I been writing articles covering the possibility of traditional animated films making a comeback. As more trailers and short films come out celebrating traditional animation I feel like we will see a feature film within the next couple of years. I mean heck Brad Bird mention he wants to do a traditional animated film in the future.
I do agree Klaus is a game changer! Just a beauty of this film gave me flashbacks of traditional films of the past. It really does feel like they took concept art and brought it to life! I can’t wait to see more of these films and definitely the behind the scenes of how they created this.
I think this will be the dawn of a new golden age for 2D ^.^
A number of viewers are keen to watch humorous movies, but I like to watch terrible videos on YouTube.
In the Klaus trailer, notice that almost ever shot is locked down giving your attention to the appealing animation, color, shading etc. I can spot 2D because the drawing lines are alive, ever so slightly, whereas CG model outlines stay consistent.
The camera can be in constant motion thru out a scene in CG only because it can. Sometimes, I would prefer CG to just keep the camera locked down and let the animation performance move us instead of framing.
There is a lot of appealing animation in this trailer, which makes me want to see this fun Pre-Christmas story without a mix of more Superheroes.

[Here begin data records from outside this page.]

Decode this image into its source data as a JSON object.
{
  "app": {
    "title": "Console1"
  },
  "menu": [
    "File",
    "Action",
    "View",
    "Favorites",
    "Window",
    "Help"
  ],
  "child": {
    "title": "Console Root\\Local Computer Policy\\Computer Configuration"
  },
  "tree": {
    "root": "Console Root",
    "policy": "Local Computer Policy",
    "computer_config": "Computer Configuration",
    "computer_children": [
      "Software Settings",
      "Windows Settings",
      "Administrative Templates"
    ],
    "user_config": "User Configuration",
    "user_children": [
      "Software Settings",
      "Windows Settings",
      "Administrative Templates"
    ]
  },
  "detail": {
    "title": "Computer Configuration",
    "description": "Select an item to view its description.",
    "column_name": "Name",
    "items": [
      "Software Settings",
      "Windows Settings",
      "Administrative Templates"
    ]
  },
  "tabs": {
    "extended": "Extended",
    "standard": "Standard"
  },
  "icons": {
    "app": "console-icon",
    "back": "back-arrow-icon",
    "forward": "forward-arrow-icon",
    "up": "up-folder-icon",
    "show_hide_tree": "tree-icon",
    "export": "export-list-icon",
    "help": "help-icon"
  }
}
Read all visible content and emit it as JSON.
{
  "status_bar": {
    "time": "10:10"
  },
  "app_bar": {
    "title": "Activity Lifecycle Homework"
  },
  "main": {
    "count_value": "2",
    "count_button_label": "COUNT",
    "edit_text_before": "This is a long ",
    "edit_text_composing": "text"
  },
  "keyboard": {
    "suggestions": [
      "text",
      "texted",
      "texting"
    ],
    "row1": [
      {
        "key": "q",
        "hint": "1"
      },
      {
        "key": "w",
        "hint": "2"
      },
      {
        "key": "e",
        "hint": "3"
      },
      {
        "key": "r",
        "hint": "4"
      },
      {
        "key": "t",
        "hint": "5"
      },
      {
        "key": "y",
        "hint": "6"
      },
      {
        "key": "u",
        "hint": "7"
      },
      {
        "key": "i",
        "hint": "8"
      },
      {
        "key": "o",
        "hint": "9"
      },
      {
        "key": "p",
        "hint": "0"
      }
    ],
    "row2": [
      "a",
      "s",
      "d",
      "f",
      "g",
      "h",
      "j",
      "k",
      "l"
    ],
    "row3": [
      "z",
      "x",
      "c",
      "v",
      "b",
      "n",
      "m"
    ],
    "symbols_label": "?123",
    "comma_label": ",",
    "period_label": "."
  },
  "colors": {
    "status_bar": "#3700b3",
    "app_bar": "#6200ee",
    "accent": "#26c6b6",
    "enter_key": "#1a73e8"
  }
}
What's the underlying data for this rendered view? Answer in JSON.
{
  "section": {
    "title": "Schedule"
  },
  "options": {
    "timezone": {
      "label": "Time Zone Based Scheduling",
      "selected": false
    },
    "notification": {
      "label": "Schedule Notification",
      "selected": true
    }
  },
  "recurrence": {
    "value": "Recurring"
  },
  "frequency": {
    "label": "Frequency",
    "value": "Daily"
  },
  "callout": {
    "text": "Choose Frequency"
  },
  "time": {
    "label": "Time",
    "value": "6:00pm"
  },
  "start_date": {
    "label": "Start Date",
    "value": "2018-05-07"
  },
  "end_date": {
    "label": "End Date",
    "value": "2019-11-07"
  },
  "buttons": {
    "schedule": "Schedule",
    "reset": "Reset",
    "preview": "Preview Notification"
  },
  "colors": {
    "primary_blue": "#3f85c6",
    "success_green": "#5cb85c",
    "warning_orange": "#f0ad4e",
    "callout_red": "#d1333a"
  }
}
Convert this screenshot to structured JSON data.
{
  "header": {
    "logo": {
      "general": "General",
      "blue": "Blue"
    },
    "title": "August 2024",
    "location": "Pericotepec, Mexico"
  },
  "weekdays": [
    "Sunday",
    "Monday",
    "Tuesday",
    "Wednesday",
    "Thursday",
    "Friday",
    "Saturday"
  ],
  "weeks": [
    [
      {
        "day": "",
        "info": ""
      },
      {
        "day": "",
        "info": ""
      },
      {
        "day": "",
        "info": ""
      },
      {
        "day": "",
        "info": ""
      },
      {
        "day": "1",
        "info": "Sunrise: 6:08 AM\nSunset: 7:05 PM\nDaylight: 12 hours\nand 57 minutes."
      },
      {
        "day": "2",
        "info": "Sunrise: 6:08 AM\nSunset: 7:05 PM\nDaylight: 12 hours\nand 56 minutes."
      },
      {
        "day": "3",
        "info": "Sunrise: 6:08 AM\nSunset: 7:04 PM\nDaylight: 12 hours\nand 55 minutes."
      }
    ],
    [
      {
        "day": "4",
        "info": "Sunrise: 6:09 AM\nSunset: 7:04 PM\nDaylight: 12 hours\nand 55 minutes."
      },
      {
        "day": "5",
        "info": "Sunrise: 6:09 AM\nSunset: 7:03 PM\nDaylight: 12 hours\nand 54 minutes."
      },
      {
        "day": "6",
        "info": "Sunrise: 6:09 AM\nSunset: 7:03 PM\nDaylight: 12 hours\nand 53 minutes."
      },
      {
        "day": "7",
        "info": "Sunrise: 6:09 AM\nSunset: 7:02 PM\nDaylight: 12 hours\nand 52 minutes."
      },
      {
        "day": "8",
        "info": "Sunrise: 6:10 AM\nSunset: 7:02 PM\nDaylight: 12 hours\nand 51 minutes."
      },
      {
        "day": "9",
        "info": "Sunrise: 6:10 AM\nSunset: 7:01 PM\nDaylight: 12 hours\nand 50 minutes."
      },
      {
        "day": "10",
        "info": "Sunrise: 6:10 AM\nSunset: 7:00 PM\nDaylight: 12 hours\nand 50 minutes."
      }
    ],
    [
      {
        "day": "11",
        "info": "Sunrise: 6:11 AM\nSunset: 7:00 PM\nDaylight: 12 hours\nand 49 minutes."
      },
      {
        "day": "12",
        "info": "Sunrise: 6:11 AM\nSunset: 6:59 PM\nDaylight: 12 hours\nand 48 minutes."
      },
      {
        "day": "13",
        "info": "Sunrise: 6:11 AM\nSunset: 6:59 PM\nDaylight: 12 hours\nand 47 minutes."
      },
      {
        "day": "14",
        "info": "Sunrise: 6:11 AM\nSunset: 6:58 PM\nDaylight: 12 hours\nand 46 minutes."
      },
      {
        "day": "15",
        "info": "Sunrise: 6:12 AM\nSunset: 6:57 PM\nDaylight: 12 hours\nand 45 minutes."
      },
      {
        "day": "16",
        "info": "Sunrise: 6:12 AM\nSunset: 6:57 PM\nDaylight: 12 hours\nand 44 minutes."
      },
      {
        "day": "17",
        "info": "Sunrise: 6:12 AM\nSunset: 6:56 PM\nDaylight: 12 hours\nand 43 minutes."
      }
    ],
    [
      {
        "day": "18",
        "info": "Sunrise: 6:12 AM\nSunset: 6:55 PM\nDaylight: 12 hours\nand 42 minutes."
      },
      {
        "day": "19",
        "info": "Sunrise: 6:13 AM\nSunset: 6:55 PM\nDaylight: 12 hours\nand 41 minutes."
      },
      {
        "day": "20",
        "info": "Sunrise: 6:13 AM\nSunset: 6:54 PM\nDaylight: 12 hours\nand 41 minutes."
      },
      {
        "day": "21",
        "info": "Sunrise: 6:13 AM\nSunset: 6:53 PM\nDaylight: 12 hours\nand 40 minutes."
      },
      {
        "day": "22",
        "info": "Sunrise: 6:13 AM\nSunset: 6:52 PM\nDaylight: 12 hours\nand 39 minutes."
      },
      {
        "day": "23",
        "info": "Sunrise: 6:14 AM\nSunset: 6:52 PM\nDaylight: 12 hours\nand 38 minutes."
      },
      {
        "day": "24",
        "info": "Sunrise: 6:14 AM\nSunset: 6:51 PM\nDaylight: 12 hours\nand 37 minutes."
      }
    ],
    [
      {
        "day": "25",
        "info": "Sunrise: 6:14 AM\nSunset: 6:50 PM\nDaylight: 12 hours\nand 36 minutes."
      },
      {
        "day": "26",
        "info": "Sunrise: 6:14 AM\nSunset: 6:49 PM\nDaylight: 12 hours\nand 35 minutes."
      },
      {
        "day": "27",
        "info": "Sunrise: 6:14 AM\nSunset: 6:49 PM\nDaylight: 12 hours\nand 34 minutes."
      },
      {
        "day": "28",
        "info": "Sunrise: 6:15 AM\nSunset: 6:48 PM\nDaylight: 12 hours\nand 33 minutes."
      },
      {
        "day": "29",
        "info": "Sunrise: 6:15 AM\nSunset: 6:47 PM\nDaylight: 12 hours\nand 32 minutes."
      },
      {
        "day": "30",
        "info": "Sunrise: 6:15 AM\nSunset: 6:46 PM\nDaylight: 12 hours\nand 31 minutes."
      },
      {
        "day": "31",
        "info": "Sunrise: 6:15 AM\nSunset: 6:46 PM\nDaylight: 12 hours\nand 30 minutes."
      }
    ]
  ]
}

You probably want to checkout free open source software called Blender 3D. It has “Toon BSDF” shader and “FreeStyle” extensions suitable for this kind of rendering style.
You still need lots of skill to create the scene and the character models but the actual drawing/rendering and coloring is done by Blender 3D.
For additional details see following links
Very interesting project. I was looking for something like that! Thank you 🙂
However, the amazing thing about Klaus is that it’s not 3D with Toon Shaders. Supposedly it is actually painted in 2D. Toon Shaders have been used in many projects including Paperman and Feast, Pixar had some interesting experiment too. But this is 2D! Isn’t that crazy?
Blender 3D FreeStyle (again, this is free open source software package) allows stuff such as these:
Good article on the pros and cons of each tecnique. I wonder though, what does this have to do with “2D American feature animation”, as the headline suggests? This isn´t an american production…
Great article. I think to answer the mystery of why 3D became so popular, from the perspective of someone who grew up during that transition, it seemed like there was a complete lull in animation in general in the mid-late 90s. Just the other day I realized I’ve never seen Disney’s Hercules. A ton of people i’ve talked to over the past couple years (mostly non-animators) haven’t heard of or seen the Iron Giant. Thus, when Toy Story came out and blew the audiences out of the water, every studio thought it’d be a great idea to only make movies look like that.
but I agree. Why on earth do the general audiences find cgi more appealing???
Sadly, but trailer was very boring and animation isn’t so good, that somebody position it.
It’s really cool to learn more about animation. I like how you said that this movie doesn’t switch dimensions, so it’s more direct. I think it’d be so cool to work on animated movies like this.